** Opening DATA PROVIDED block **

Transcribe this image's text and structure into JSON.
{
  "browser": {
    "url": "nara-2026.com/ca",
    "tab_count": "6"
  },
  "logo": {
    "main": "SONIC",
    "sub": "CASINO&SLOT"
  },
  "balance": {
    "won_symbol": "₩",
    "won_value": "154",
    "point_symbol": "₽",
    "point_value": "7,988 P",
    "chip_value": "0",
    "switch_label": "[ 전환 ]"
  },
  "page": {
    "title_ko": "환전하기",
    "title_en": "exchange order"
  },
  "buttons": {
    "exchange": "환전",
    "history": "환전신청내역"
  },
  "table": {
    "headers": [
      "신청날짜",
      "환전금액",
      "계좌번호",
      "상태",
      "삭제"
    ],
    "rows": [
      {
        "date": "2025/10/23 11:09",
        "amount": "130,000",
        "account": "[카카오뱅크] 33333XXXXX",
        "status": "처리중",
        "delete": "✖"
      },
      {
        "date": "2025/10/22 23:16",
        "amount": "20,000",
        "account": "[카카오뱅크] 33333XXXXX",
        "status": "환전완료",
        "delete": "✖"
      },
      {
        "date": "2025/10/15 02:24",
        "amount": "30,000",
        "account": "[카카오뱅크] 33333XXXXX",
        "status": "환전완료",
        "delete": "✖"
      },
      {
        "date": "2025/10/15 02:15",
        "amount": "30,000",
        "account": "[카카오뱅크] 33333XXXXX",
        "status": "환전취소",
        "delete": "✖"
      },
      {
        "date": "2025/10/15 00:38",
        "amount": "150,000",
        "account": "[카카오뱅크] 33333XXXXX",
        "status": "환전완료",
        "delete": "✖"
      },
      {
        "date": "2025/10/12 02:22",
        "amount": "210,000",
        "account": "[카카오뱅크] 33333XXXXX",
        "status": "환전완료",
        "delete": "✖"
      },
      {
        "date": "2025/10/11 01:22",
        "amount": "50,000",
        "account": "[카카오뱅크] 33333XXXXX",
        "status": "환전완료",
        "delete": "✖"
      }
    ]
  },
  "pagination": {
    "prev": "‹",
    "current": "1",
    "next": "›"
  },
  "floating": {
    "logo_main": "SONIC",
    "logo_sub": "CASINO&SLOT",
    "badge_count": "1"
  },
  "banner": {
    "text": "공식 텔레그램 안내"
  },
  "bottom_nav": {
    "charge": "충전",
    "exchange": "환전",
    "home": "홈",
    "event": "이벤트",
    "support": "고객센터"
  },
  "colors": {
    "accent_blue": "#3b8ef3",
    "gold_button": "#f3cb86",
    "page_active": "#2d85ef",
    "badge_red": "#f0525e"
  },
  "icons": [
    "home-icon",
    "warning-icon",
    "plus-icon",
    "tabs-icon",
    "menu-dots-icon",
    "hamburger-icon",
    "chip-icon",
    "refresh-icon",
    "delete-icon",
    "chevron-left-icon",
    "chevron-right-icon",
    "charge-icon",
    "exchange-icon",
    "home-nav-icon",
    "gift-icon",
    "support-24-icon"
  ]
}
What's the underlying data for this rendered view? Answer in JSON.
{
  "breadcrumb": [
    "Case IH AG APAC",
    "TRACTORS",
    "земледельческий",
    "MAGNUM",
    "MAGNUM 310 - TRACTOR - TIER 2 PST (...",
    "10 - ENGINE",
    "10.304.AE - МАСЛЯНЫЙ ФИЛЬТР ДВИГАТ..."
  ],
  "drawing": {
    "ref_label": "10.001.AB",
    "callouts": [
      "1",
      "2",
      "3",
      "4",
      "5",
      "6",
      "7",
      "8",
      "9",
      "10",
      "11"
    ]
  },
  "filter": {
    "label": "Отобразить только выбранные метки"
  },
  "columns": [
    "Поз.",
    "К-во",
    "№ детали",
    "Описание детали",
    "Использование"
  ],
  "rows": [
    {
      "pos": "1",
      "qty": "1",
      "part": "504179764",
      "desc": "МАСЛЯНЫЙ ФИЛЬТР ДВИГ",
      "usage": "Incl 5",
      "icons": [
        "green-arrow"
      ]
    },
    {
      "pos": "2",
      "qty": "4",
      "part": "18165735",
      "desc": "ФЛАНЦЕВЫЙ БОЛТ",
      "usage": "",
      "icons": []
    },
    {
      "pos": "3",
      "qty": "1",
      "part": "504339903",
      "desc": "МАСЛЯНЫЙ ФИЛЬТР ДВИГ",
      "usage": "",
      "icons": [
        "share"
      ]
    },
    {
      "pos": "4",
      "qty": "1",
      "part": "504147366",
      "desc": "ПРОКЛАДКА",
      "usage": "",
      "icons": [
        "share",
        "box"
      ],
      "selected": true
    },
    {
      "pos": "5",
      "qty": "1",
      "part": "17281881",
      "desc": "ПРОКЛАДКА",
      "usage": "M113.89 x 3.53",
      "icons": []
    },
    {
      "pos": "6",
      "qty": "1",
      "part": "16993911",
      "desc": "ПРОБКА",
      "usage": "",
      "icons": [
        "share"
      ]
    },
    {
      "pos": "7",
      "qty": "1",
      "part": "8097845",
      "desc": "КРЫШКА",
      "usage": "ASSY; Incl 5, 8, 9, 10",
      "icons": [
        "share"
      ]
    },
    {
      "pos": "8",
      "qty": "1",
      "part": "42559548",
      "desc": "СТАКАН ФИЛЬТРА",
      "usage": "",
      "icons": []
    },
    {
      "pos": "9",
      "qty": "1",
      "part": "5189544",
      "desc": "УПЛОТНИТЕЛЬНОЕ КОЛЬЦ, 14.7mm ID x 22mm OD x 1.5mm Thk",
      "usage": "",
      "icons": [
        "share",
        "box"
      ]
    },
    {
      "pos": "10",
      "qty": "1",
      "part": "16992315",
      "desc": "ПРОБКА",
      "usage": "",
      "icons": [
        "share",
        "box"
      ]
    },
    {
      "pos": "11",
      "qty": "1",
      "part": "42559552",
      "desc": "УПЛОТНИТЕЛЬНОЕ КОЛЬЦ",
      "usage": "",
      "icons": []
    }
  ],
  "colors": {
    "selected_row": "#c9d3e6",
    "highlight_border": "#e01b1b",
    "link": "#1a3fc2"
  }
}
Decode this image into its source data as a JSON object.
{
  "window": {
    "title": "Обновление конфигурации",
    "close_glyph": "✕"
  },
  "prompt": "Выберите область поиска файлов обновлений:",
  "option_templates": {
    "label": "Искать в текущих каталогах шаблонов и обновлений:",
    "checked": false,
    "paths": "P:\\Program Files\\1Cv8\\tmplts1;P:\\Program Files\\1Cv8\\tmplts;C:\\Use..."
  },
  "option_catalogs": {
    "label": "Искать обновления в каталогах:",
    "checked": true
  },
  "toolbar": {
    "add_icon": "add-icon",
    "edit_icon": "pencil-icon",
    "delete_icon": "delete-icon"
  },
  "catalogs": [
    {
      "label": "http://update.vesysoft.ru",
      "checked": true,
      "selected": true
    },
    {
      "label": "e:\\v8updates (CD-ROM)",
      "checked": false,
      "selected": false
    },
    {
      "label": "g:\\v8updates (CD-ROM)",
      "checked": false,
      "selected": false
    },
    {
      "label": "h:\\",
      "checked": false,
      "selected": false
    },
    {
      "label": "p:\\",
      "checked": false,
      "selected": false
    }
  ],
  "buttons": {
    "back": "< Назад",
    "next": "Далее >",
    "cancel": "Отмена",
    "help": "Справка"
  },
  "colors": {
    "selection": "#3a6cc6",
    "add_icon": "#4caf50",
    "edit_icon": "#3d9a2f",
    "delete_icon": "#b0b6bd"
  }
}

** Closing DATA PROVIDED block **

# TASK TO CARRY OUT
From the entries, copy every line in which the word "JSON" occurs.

# SOLUTION TO THIS EXERCISE
Transcribe this image's text and structure into JSON.
What's the underlying data for this rendered view? Answer in JSON.
Decode this image into its source data as a JSON object.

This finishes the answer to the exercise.